Incidents, weather, work zone and holiday delays were still significant factors in congestion nationally, with incidents alone representing 9% of congestion. It should be noted, however, that when included with multiple causes that involve incidents, the impact of incidents increase.

Seasonal and Spatial Variability of Congestion

Traffic congestion varies spatially and seasonally as well. Nationally, May is the most-delayed month with 165 million hours of traffic delay, while January is the least-congested month with 118 million hours.

Month U.S. Delay (Hours) Rank States
January 118.3M 12 2
February 126.5M 11 1
March 154.7M 3 21
April 154.5M 4 5
May 165.2M 1 8
June 151.7M 6 1
July 144.6M 8 5
August 153.1M 5 3
September 146.1M 7 0
October 160.1M 2 5
November 143.0M 9 0
December 134.2M 10 0

However, May is only the most-congested month in 8 out of 51 states (Washington D.C. is included as a state). In 21 states, March is the most-congested month of the year.

This stems from heavily-congested states, California (22% of national delay) and New York (9% of national delay), having most of their congestion outside of this time period, and all states registering high (but not the highest) congestion in May.

The return to “normal” will increase traffic on the road network
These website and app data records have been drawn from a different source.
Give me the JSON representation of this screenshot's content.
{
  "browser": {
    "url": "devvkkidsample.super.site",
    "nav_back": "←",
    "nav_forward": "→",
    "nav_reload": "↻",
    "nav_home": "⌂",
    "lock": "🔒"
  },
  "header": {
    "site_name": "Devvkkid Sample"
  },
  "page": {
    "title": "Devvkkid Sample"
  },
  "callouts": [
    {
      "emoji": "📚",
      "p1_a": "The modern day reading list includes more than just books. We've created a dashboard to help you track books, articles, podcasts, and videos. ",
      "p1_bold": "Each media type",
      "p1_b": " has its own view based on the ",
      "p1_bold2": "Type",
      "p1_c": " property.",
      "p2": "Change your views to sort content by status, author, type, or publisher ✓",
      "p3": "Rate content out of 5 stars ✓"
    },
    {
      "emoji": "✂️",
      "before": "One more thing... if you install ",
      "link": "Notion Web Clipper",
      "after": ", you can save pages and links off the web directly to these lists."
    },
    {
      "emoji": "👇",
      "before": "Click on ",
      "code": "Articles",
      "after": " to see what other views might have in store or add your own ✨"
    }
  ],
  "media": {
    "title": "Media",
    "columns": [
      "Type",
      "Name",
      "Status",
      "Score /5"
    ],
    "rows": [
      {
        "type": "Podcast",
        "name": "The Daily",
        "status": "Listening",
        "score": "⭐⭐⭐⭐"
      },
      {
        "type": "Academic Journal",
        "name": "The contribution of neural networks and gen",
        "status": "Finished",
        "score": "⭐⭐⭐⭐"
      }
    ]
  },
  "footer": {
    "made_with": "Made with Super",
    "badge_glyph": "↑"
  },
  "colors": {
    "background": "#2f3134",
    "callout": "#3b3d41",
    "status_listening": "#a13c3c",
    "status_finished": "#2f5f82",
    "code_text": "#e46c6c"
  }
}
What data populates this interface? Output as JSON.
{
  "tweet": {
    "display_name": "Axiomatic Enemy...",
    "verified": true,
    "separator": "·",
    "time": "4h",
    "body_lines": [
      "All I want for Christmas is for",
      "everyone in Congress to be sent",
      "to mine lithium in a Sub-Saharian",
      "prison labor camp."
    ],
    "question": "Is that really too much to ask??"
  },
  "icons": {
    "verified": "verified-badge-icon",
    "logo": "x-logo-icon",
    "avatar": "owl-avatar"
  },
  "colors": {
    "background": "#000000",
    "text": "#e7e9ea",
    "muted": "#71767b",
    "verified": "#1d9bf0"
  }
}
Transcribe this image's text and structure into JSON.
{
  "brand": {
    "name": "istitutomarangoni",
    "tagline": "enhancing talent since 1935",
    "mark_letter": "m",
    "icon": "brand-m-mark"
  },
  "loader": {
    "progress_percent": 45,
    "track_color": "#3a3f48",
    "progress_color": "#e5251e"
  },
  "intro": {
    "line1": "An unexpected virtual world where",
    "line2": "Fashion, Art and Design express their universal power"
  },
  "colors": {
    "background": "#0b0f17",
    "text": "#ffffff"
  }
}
Throughout the COVID-19 pandemic, state and local restrictions on schools, businesses, gatherings, masks and vaccine mandates varied. For example, shopping malls in Atlanta and Austin reopened to the public in April and May 2020, while malls in Los Angeles and New York City reopened in September and October 2020, six months later. Similarly, New York state also required update vaccine verification to sit down at restaurants and other venues, while states like Florida did not.

Despite the various restriction levels, however, states are relaxing regulations across the nation as California, New York and other states announced an end to statewide mask mandates. King County, WA just announced plans to drop vaccination requirements at restaurants, bars and gyms. Employers are also kick-starting plans to reopen offices. Microsoft, based in Redmond, WA, just announced plans to bring workers back by the end of February.

Drivers and freight movers should expect more traffic congestion over the coming months as a result. Per our 2021 Global Traffic Scorecard, nationwide commuting delays in 2021 were just 36% of pre-COVID levels as a result of weaker-than-normal AM commute volumes and the Delta variant’s impact on travel.

As traffic returns to the nation’s roads it will be important to monitor exactly where, when, and why congestion is building in order to reduce peak demand on the transportation system. Reducing peak demand on the roadway is one key strategy to reducing greenhouse gas emissions and crashes while keeping people and goods flowing as people return to the workplace and economies begin their transition out of the COVID-19 pandemic.

Future blogs in this series will explore traffic congestion more in-depth – at the metropolitan & county areas – digging deeper into specific congestion-causing activities. Stay tuned for more on this topic from INRIX Research.